Scared Monkeys Radio Daily Commentary – Wednesday, February 13, 2008 – Tonight’s Dana Pretzer Show To Be One Of The Hardest-Hitting Shows To Date
- Dana introduces tonight’s radio show guests: Art Wood, Mike McIntyre, Peter R. DeVries, and Beth Holloway.
The Dana Pretzer Show on Scared Monkeys Radio – Listen LIVE Monday, October 15 at 9PM Eastern – Guests Include Beth Holloway Twitty and LaDonna Meredith
This week, Dana welcomes:
- Beth Holloway Twitty discussing her new book, Loving Natalee: A Mother’s Testament of Hope and Faith.
- Also joining us will be LaDonna Meredith with part 2 of a discussion of human trafficking and the Jessie Foster case.
BETH HOLLOWAY ON SCARED MONKEYS RADIO TONIGHT
A reminder to all … Beth Holloway will be on Scared Monkeys radio this evening on the Dana Pretzer show discussing her new book, Loving Natalee: A Mother’s Testament of Hope and Faith. Tired of hearing the same four questions asked by the MSM? Listen tonight and hear Beth Holloway discuss her book, her daughter Natalee’s disappearance and her faith that has got her through the terrible ordeal.
You also have the opportunity to ask questions. Leave questions in the comments that you would like to ask and we will try to get them answered.
Scared Monkeys asked me to do some occasional articles on the general phenomenon of missing people, and on individual cases. Needless to say, I’m honored and pleased to do so. Being asked to do these articles does not imply endorsement of my thoughts on Natalee Holloway or any other missing person case. I am no expert in this area and make no claim to be one.
Those people who have read my posts in the last two years know that I work with the family of Amy Bradley, missing in the Caribbean since March 1998. I also do volunteer research for International Cruise Victims, which is dedicated to promoting safety on cruise ships and alerting the public to the difference between the benign image the cruise industry presents and the level of crime that actually exists. And I have done similar Internet research for the International Safe Travels foundation as time has allowed.

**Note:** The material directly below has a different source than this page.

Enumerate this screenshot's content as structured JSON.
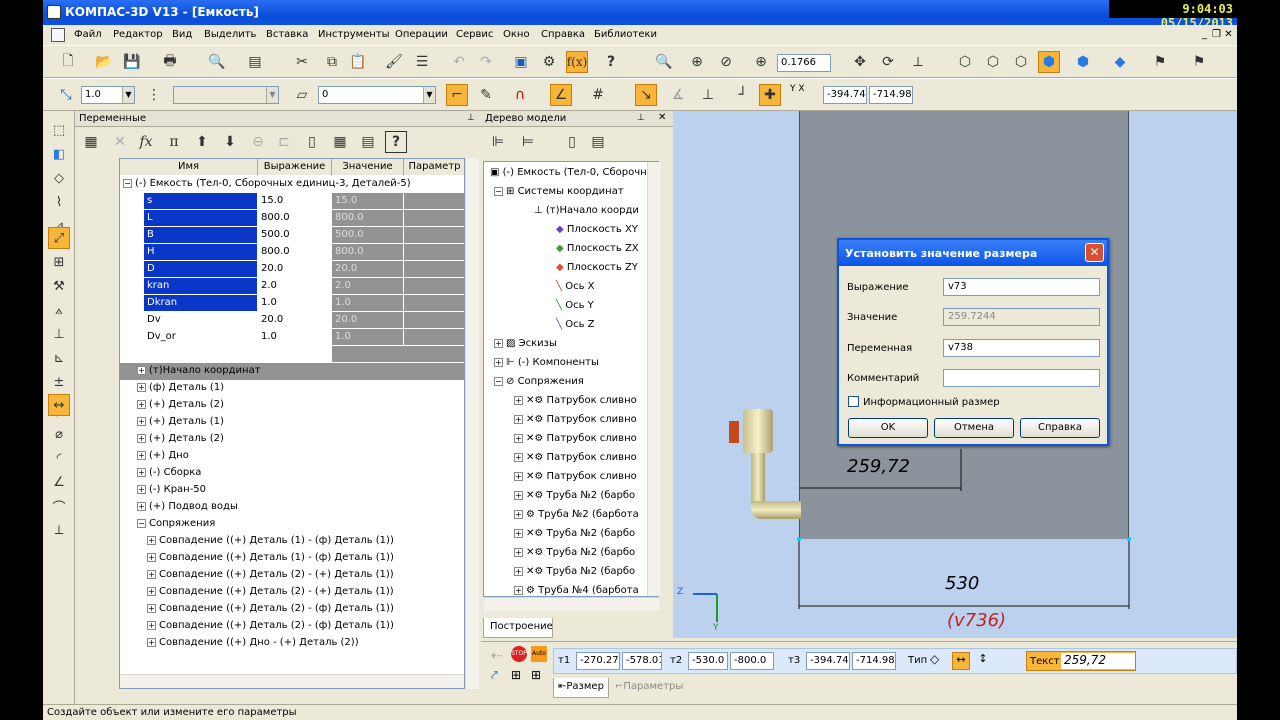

This weekend the world is awaiting the revelation of the fate of Harry Potter and other characters in that series. People are lined up to buy the last book; enterprising or unscrupulous individuals are competing to release the details of what happens; and the media are prepping us for a full-scale assault on bookstores by fans, money in hand, raging to know who lives and who dies.
I wonder how many of these people will give a thought to the plight of families in the “real” world who want to know the same thing about their loved ones? Harry Potter is fiction; the agony of these families is not.
According to Crime Library , 2,300 Americans are reported missing each day. I don’t know if that’s a running total or if it is the number of new cases. This source also says that 150,000 Americans were reported missing in 1980; the latest figure is 900,000. To some extent, the higher figure may indicate that more attention is being paid to these people. But whatever the accurate number may be, multiply it by the grief that any family must feel and be daunted at the thought.
Anyway, exact numbers are not important; the despair of the families is. These essays are not about me, but I want to share one experience. I began my interest in this field when Chandra Levy went missing in 2001, a case that gripped the nation then and that remains unsolved. Before that I had never thought much about missing people; it was something outside of my experience, and had never happened to anyone that I knew.
Susan Levy, shown in her Modesto home with a portrait of her daughter Channdra
As I became interested in Chandra’s case, it occurred to me that there must be other missing people as well. So one Saturday morning I went to the office where I was working and did random Internet searches for missing people. Within half an hour I had seen more than I ever wanted to; hundreds – hundreds! – of smiling photos were on file, each a life that had value, each a life that may or may not have been ended, each a life that now was shrouded in mystery. The answers were out there, but I didn’t know them.
Beth Twitty will speak at Samford University in Birmingham, AL Monday November 13 at 7:30 p.m. in Reid Chapel. Beth will talk about her spiritual journey from the disappearance of her daughter, Natalee Holloway, though the ordeal of dealing with Aruba and offer safe travel tips.
Beth Holloway Twitty, mother of disappeared Mountain Brook, Alabama, teenager Natalee Holloway, will speak at Samford on Monday November 13 at 7:30 p.m. in Reid Chapel. Twitty, who became the focus of intense international attention after the still-unexplained disappearance of her daughter from a school trip to Aruba in 2005, will speak about her spiritual journey through the ordeal and offer travel safety tips.
The event is free of charge and open to the public. For event information, direct email to firstname.lastname@example.org.
Come to Samford University and listen to Natalee’s mom.